### Description of the task
Please repeat the data exactly, leaving nothing out.

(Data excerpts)

------------

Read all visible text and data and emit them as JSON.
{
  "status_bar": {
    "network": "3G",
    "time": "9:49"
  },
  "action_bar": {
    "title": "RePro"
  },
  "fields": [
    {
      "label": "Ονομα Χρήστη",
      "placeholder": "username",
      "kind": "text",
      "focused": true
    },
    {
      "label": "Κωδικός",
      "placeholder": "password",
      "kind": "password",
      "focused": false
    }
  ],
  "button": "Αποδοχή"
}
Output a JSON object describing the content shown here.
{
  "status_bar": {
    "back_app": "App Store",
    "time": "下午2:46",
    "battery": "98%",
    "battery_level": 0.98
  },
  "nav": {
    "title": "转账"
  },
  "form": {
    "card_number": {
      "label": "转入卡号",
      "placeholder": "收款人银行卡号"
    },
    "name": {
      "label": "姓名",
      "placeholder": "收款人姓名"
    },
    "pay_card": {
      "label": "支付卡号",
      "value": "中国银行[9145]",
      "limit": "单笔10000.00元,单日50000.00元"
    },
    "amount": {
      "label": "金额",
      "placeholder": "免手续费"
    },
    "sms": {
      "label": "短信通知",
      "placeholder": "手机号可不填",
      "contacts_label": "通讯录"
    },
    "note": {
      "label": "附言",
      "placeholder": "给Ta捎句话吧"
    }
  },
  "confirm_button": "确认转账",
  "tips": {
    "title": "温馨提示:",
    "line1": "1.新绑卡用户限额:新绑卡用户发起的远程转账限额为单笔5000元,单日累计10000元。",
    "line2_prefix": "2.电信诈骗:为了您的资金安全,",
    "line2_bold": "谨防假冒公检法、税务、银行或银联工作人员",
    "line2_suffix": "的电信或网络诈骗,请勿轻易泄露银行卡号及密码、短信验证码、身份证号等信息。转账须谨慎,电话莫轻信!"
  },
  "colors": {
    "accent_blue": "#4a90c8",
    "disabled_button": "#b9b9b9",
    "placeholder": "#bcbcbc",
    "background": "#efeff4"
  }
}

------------

### Result
Read all visible text and data and emit them as JSON.
{
  "status_bar": {
    "network": "3G",
    "time": "9:49"
  },
  "action_bar": {
    "title": "RePro"
  },
  "fields": [
    {
      "label": "Ονομα Χρήστη",
      "placeholder": "username",
      "kind": "text",
      "focused": true
    },
    {
      "label": "Κωδικός",
      "placeholder": "password",
      "kind": "password",
      "focused": false
    }
  ],
  "button": "Αποδοχή"
}
Output a JSON object describing the content shown here.
{
  "status_bar": {
    "back_app": "App Store",
    "time": "下午2:46",
    "battery": "98%",
    "battery_level": 0.98
  },
  "nav": {
    "title": "转账"
  },
  "form": {
    "card_number": {
      "label": "转入卡号",
      "placeholder": "收款人银行卡号"
    },
    "name": {
      "label": "姓名",
      "placeholder": "收款人姓名"
    },
    "pay_card": {
      "label": "支付卡号",
      "value": "中国银行[9145]",
      "limit": "单笔10000.00元,单日50000.00元"
    },
    "amount": {
      "label": "金额",
      "placeholder": "免手续费"
    },
    "sms": {
      "label": "短信通知",
      "placeholder": "手机号可不填",
      "contacts_label": "通讯录"
    },
    "note": {
      "label": "附言",
      "placeholder": "给Ta捎句话吧"
    }
  },
  "confirm_button": "确认转账",
  "tips": {
    "title": "温馨提示:",
    "line1": "1.新绑卡用户限额:新绑卡用户发起的远程转账限额为单笔5000元,单日累计10000元。",
    "line2_prefix": "2.电信诈骗:为了您的资金安全,",
    "line2_bold": "谨防假冒公检法、税务、银行或银联工作人员",
    "line2_suffix": "的电信或网络诈骗,请勿轻易泄露银行卡号及密码、短信验证码、身份证号等信息。转账须谨慎,电话莫轻信!"
  },
  "colors": {
    "accent_blue": "#4a90c8",
    "disabled_button": "#b9b9b9",
    "placeholder": "#bcbcbc",
    "background": "#efeff4"
  }
}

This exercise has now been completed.